Exercise | When you copy the material below, keep every line exact and drop the pictures.

━━━━━━

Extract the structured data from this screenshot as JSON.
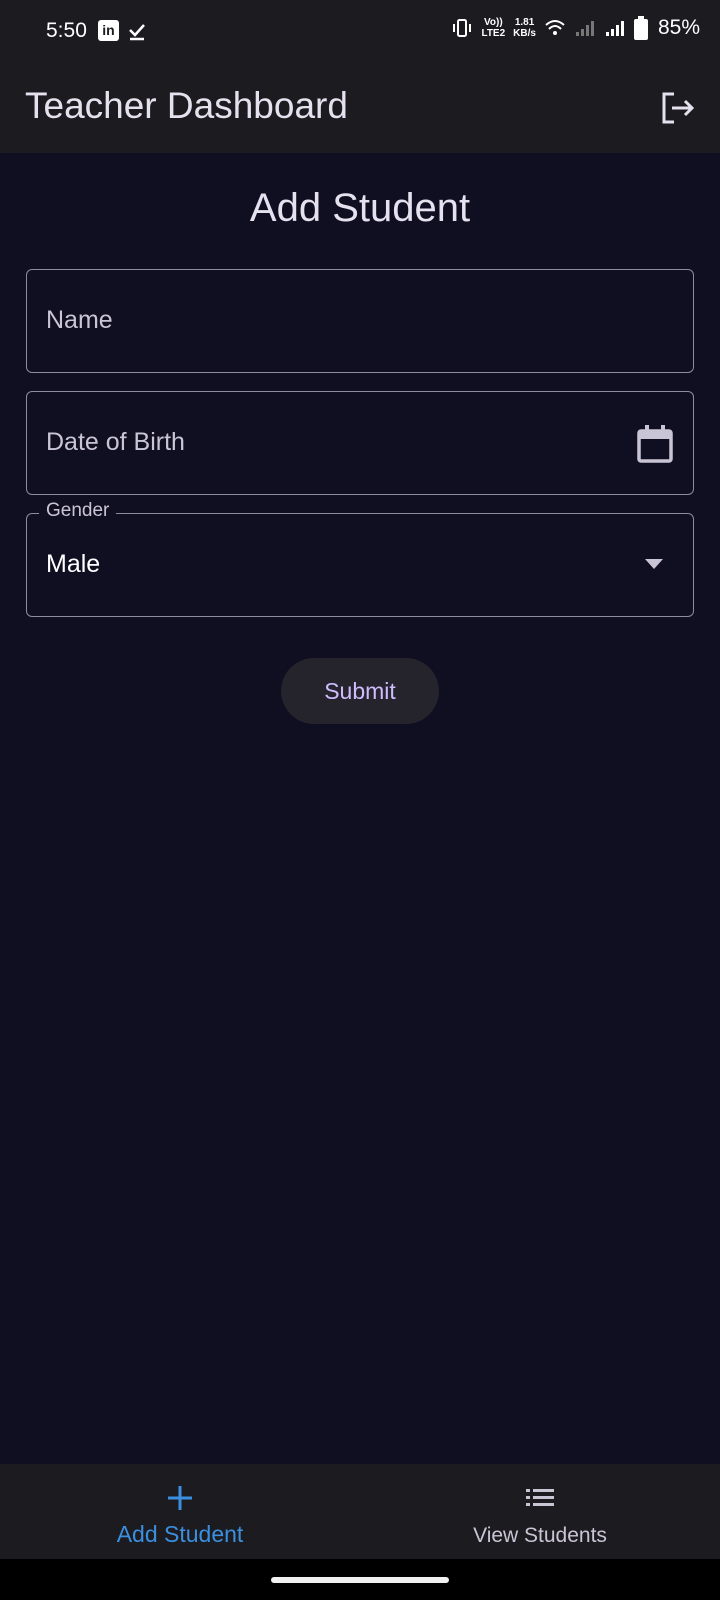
{
  "status_bar": {
    "time": "5:50",
    "network_line1": "Vo))",
    "network_line2": "LTE2",
    "speed_value": "1.81",
    "speed_unit": "KB/s",
    "battery": "85%"
  },
  "app_bar": {
    "title": "Teacher Dashboard",
    "logout_icon": "logout-icon"
  },
  "form": {
    "heading": "Add Student",
    "name_placeholder": "Name",
    "dob_placeholder": "Date of Birth",
    "gender_label": "Gender",
    "gender_value": "Male",
    "submit_label": "Submit"
  },
  "bottom_nav": {
    "items": [
      {
        "label": "Add Student",
        "icon": "plus-icon",
        "active": true
      },
      {
        "label": "View Students",
        "icon": "list-icon",
        "active": false
      }
    ]
  },
  "colors": {
    "background": "#100e21",
    "surface": "#1c1b20",
    "accent": "#3b8fe0",
    "button_text": "#cfbcff"
  }
}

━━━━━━

Response box |
Extract the structured data from this screenshot as JSON.
{
  "status_bar": {
    "time": "5:50",
    "network_line1": "Vo))",
    "network_line2": "LTE2",
    "speed_value": "1.81",
    "speed_unit": "KB/s",
    "battery": "85%"
  },
  "app_bar": {
    "title": "Teacher Dashboard",
    "logout_icon": "logout-icon"
  },
  "form": {
    "heading": "Add Student",
    "name_placeholder": "Name",
    "dob_placeholder": "Date of Birth",
    "gender_label": "Gender",
    "gender_value": "Male",
    "submit_label": "Submit"
  },
  "bottom_nav": {
    "items": [
      {
        "label": "Add Student",
        "icon": "plus-icon",
        "active": true
      },
      {
        "label": "View Students",
        "icon": "list-icon",
        "active": false
      }
    ]
  },
  "colors": {
    "background": "#100e21",
    "surface": "#1c1b20",
    "accent": "#3b8fe0",
    "button_text": "#cfbcff"
  }
}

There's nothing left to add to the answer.